McDonald said several rehab efforts around Georgia, such as the Southern Mill project in Athens and the Clermont in Atlanta, could benefit from the enhanced tax credits.

Before the law passed, the state tax credit program may have worked well for Georgians wanting to rehab homes, but it didn’t provide much incentive for developers looking to turn factories or other commercial facilities into housing or hotels.

“It wasn’t worth filing out the paperwork,” McDonald said. “These projects are the ones that have the catalytic effect on areas.”

He played down the role the Savannah project had in getting the bill passed.

“The Savannah project is not what moved the needle on this,” he said. “We’ve been working on it for years. In a way, the Savannah project hurt us because this was all of a sudden all about Savannah. The Savannah project wasn’t even on the radar when we started.”

Developer’s support iced the deal

Others disagree. The bill didn’t move much until Stephens and Hughes started pushing it.

Among others, Kessler's son, Mark, worked with Hughes and former longtime Sen. George Hooks, who was lobbying for the trust, to convince lawmakers that the tax breaks would provide the state a return on its investment.

“We could never get some members (of the General Assembly) to understand, or they wouldn’t understand, the fact that there is a return on investment to historic tax credits,” said Mark Kessler. “Where the state may see this as a giveaway, there is an immediate return on investment.”

He said developers can’t get the credit until after the project is completed. In the meantime, he said, the state will be getting income and sales taxes for those working on the project and materials used.

Without the credits, he said, projects like Plant Riverside might not happen.

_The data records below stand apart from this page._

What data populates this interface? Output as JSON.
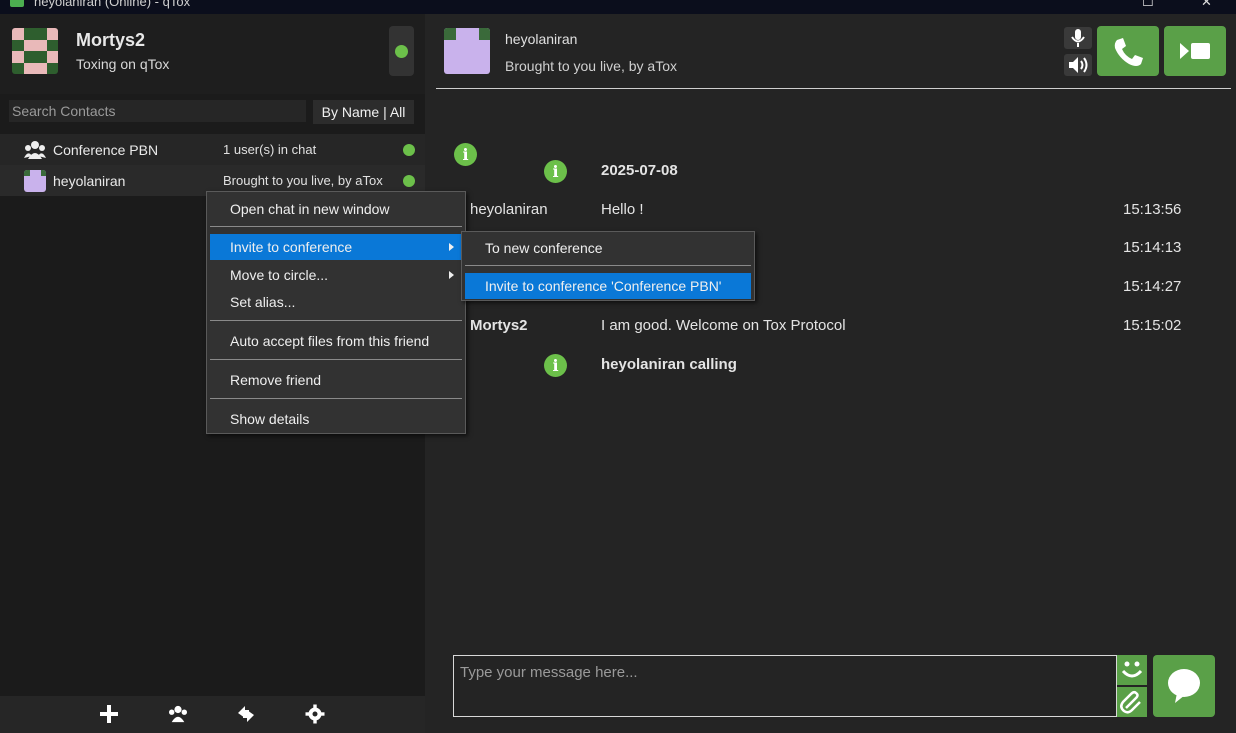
{
  "window": {
    "title": "heyolaniran (Online) - qTox"
  },
  "profile": {
    "name": "Mortys2",
    "status_message": "Toxing on qTox",
    "status": "online"
  },
  "search": {
    "placeholder": "Search Contacts"
  },
  "sort": {
    "label": "By Name | All"
  },
  "contacts": [
    {
      "name": "Conference PBN",
      "status": "1 user(s) in chat",
      "icon": "group-icon"
    },
    {
      "name": "heyolaniran",
      "status": "Brought to you live, by aTox",
      "icon": "avatar"
    }
  ],
  "chat_header": {
    "name": "heyolaniran",
    "status": "Brought to you live, by aTox"
  },
  "messages": [
    {
      "type": "date",
      "text": "2025-07-08"
    },
    {
      "author": "heyolaniran",
      "text": "Hello !",
      "time": "15:13:56"
    },
    {
      "author": "",
      "text": "",
      "time": "15:14:13"
    },
    {
      "author": "",
      "text": "",
      "time": "15:14:27"
    },
    {
      "author": "Mortys2",
      "text": "I am good. Welcome on Tox Protocol",
      "time": "15:15:02"
    },
    {
      "type": "notice",
      "text": "heyolaniran calling"
    }
  ],
  "input": {
    "placeholder": "Type your message here..."
  },
  "context_menu": {
    "items": [
      "Open chat in new window",
      "Invite to conference",
      "Move to circle...",
      "Set alias...",
      "Auto accept files from this friend",
      "Remove friend",
      "Show details"
    ]
  },
  "submenu": {
    "items": [
      "To new conference",
      "Invite to conference 'Conference PBN'"
    ]
  },
  "colors": {
    "accent": "#5aa048",
    "online": "#6cc04a",
    "selection": "#0a78d7"
  }
}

“It would be much less expensive to take this property and level it (the building) and build something,” he said. “It’s in a historic district and it’s a historic landmark and you cannot do that. Therefore, this building would sit as a power plant and you have what you call demolition by neglect.”

Philip Welker and his partners are planning to spend about $20 million turning the old Clermont on Ponce De Leon Avenue into a boutique hotel by early 2017. Welker may have completed the rehab without the new tax credit, but he said it will help. “It makes some parts of the project happen that wouldn’t have happened,” said Welker, who hired a lobbyist to work on House Bill 308 at the end of the session.

While the bill won a majority approval in the General Assembly, more than 50 lawmakers opposed it, including much of the independent conservative back-bench of the House that often raises questions about tax breaks or spending that benefits select businesses.

As is the case of the state’s film tax credit, rehabbers can and in many cases will sell the tax credits to other individuals or businesses with large enough state incomes to get the full benefit. That was one of the points that perturbed some lawmakers.

Government picks winners and losers?

Many opponents also didn’t like the idea of giving out tax breaks to select businesses.

“I don’t think it’s appropriate for the state to pick winners and losers among developers across the state,” said Cowsert, the Senate leader. “That is what we are doing here is favoring people who rehab historic structures over developers who build newer buildings. I don’t think that is a proper role of government.”

Rep. Mary Margaret Oliver, D-Decatur, said it was also problematic that lawmakers voted on the final version of the tax break on the last day of the session, although an earlier version had been approved weeks before.

“On Day 40, I am predictably suspicious of large tax credits that seem to present a lot of questions,” said Oliver, who opposed the bill. “I kept hearing rumors that this tax credit was for one individual. I wasn’t 100 percent sure it had been vetted in a way that these tax credits need to be vetted.”

But Stephens, who has authored several major tax credits that have become law, says the historic preservation tax break will give developers the incentive they need to fix up dormant and in some cases crumbling structures. And in Savannah, he added, it will help provide jobs for people who desperately need them.

“This will create jobs in one of the most impoverished areas of the state,” Stephens said. “It will change an area that needs to be changed and give some people hope.”